Some say the way to a man's heart is through his stomach, and my husband is no exception. Give him something fried or laced with bacon, and he will swoon. Knowing this, whenever we have a fight I usually cook those very things to seek forgiveness. But this time I wanted to do something that showed a little more love and sacrifice.

As I flipped through my trusty Martha Stewart cookbook (yes, yes...I graduated from culinary school but I still adore her recipes), I saw a recipe that made me wince:

Jasmine Rice Pudding.

Don't get me wrong, it has nothing to do with Martha Stewart or the beautiful flavor of jasmine. I winced because I HATE rice pudding. Absolutely hate it. I never understood why anyone would take perfectly good rice and spoil it into a disgusting dessert. But my husband loves it. I knew if I made rice pudding, he would know I did it only for him.

I gave the ingredients list a quick look and as I suspected, I had everything at home. Perfect. I had an hour to whip it up before I had to pick my husband up from the train station.

Jasmine Rice Pudding (adapted from Martha Stewart)
(serves 6 to 8)

1 quart whole milk
1/4 cup jasmine tea leaves (use the real thing, not bagged tea)
3 cups water
1 1/3 cups jasmine rice
1 t kosher salt
1 T unsalted butter
1 1/2 c sugar

1) Heat milk in medium saucepan until hot but not boiling (I turned the heat off when it was almost too hot to the touch). Add the tea leaves. Remove from heat. Cover the saucepan, and steep for 20 minutes; strain milk and set aside.

2) Rice cooker method: Make rice as you normally would with the called for amount of jasmine rice/water/salt above.

Non-rice cooker method: In a medium pot, bring the water to a boil. Stir in the rice and salt. Reduce heat to low; cover, and cook until rice is tender and liquid has disappeared (about 15-20 min).

3) When the rice is ready, stir in the flavored milk, butter and one-half cup of the sugar (I emphasize this because you don't want to throw it all in right now) into rice. Cover, and cook over medium-low heat, stirring until sugar is dissolved and pudding is thick, about 30 min.

4) Spoon the rice pudding into dessert dishes (I used ramekins). Lay a piece of plastic wrap directly on the surface of each pudding to prevent a skin from forming, then transfer dishes into the fridge.

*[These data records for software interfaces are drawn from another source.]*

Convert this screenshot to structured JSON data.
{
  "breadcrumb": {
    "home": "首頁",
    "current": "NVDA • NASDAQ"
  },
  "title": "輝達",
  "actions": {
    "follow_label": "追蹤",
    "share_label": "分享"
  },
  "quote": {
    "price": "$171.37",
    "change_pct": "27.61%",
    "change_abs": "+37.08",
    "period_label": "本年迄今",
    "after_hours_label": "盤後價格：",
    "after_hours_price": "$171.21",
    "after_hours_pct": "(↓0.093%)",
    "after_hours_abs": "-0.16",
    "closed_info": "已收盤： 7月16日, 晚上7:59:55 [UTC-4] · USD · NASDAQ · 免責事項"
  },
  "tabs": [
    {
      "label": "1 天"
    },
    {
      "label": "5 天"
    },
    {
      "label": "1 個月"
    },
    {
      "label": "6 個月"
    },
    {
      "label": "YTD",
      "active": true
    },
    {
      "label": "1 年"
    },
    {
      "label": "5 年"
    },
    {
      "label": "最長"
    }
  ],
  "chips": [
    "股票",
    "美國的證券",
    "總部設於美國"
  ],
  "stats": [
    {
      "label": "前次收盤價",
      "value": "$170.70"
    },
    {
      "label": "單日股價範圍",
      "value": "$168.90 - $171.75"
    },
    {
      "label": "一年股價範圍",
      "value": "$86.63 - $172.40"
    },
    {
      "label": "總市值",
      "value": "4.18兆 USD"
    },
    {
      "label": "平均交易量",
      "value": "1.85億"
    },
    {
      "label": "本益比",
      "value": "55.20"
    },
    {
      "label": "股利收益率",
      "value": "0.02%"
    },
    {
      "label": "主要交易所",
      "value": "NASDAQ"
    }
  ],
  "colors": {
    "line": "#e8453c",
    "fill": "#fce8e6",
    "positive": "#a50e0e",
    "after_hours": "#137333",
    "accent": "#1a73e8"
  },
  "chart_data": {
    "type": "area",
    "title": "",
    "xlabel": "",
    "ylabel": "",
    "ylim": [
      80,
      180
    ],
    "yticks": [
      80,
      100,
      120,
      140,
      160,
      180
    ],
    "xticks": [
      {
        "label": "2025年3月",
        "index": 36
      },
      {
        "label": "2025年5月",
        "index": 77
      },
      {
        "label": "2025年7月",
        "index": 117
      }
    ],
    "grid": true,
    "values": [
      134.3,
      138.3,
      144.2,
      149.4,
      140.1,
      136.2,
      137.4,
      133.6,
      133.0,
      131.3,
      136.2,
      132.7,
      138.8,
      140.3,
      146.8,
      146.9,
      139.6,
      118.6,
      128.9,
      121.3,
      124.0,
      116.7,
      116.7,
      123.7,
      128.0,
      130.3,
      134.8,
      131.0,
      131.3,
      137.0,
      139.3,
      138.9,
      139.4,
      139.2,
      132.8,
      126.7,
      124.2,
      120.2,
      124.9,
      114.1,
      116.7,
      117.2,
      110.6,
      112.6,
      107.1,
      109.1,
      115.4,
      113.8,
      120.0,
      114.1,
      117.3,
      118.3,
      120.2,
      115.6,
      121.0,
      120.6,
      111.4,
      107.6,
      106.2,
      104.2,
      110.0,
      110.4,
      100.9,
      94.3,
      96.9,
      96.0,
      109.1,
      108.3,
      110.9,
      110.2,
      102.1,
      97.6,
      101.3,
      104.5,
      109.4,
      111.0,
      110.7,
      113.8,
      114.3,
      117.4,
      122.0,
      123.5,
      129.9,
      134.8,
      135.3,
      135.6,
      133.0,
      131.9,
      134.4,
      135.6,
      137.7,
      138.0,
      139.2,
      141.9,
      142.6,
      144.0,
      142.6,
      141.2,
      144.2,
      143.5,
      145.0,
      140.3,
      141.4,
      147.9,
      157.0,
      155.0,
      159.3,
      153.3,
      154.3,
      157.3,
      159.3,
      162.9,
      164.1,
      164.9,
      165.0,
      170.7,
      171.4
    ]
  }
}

5) Place the remaining cup of sugar in a medium skillet over medium-low heat. Cook without stirring until amber in color, about 10-15 minutes. Pour caramel over top of each pudding, and serve immediately.

Verdict? Let's just say I took a tentative bite before serving it to my husband and my eyes widened in surprise. I actually really liked it! I've had rice pudding in fine dining restaurants before (when my husband ordered it of course) and didn't even like it then. This Martha Stewart recipe helped me appreciate the dessert in a new light.

One difference for this, I believe, is that the rice for this recipe was cooked perfectly al dente. Most rice puddings I've tried in the past were either mushy or hard, whether it was Rice to Riches in NYC or a triple-digit restaurant. I also thought the amount of sweetness was perfect--it wasn't overwhelming and balanced well with the subtle jasmine. But the aroma of infused jasmine tea leaves was the amazing part--I didn't think such a delicate flavor would work for a hearty dessert, but it did, and beautifully at that.

So what did the husband think? He liked it of course ("SO GOOD," he said), though he thinks the rice pudding he makes is up to par. Potentially another fight in the making? Maybe. But until then, we're living happily ever after together...with our ramekins of rice pudding.